(What is needed)
The answer must consist of every line below that holds the word "screenshot".
Material for this task START
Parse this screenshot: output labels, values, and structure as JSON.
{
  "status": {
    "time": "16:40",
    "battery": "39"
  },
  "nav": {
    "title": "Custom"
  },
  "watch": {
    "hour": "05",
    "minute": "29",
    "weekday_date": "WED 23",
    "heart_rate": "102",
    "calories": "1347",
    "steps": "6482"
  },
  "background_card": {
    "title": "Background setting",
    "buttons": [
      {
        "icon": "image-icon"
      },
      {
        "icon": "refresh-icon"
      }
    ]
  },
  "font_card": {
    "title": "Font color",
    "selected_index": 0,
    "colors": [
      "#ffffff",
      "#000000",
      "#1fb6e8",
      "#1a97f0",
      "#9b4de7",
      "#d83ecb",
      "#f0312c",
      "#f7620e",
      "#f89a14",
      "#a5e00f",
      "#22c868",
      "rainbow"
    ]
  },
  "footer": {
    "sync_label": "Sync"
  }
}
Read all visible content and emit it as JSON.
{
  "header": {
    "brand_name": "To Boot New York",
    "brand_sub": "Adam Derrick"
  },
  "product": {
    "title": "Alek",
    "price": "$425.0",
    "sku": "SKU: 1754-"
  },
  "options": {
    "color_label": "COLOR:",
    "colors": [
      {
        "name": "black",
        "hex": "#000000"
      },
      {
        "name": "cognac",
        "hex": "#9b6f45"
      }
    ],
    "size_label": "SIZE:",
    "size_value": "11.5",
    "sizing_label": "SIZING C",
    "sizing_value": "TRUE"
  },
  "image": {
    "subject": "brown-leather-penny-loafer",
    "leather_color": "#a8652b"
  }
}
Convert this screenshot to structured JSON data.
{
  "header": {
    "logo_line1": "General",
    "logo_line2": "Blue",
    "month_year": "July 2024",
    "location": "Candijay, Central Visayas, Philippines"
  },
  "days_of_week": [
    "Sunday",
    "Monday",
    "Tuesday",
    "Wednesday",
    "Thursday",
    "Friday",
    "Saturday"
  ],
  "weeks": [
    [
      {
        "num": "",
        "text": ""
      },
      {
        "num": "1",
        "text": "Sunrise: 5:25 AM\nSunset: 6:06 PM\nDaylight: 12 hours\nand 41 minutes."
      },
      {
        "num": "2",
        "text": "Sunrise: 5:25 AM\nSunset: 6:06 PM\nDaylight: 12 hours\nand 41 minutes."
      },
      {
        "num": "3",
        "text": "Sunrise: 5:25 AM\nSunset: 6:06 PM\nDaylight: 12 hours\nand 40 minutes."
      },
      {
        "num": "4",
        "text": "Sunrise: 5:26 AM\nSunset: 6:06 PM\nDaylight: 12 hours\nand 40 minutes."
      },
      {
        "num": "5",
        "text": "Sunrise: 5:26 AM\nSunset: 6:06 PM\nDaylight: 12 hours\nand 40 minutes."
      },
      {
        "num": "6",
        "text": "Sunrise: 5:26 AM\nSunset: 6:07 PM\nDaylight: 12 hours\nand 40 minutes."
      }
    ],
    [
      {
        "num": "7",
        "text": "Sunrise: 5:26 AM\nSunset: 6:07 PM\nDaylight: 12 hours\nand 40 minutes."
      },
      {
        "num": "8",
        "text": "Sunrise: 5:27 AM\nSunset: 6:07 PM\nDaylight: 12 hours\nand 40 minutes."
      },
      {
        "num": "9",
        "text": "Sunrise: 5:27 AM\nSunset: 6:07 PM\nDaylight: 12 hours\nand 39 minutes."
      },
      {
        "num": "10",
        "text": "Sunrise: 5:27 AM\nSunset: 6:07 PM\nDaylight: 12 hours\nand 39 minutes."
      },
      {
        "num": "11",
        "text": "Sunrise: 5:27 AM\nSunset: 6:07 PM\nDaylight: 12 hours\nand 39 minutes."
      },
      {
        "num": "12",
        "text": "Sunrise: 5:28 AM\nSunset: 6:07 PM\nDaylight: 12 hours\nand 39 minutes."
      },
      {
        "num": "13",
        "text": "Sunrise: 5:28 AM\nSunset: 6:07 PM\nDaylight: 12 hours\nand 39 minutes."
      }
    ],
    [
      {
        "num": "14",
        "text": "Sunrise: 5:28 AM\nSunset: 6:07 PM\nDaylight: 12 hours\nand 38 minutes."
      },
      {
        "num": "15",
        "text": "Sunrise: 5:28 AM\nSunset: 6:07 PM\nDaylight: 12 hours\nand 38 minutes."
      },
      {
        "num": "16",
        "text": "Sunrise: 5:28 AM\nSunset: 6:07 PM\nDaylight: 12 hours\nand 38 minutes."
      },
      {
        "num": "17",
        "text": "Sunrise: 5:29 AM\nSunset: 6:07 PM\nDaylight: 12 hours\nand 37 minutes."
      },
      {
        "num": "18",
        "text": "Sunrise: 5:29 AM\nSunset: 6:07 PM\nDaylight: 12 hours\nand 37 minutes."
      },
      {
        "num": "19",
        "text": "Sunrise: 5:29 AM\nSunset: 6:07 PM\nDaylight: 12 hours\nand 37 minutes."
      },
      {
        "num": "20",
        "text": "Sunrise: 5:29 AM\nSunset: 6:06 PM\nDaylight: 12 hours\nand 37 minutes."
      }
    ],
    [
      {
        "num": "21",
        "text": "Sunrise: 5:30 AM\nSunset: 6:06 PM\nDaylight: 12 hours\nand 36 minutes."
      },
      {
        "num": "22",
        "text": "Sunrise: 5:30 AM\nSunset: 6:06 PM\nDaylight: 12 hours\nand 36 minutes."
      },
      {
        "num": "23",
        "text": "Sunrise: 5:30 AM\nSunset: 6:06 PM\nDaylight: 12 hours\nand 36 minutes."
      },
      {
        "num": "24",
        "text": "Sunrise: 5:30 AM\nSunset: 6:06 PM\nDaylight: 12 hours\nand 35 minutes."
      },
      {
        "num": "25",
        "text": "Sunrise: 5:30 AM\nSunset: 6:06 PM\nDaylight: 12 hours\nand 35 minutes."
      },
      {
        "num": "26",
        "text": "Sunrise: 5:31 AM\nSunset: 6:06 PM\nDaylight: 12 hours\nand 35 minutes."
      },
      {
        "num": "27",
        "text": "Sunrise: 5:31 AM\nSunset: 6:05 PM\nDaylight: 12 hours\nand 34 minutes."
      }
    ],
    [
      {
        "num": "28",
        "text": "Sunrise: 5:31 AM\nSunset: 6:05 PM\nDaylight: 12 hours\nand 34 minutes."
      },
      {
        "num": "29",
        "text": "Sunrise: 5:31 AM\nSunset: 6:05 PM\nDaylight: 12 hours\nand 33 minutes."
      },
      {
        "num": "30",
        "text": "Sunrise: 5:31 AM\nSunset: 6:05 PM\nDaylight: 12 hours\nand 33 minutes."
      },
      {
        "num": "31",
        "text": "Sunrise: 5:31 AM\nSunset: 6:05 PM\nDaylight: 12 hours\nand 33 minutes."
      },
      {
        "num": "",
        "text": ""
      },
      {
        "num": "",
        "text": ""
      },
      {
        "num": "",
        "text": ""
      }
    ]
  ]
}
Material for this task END
(Answer area)
Parse this screenshot: output labels, values, and structure as JSON.
Convert this screenshot to structured JSON data.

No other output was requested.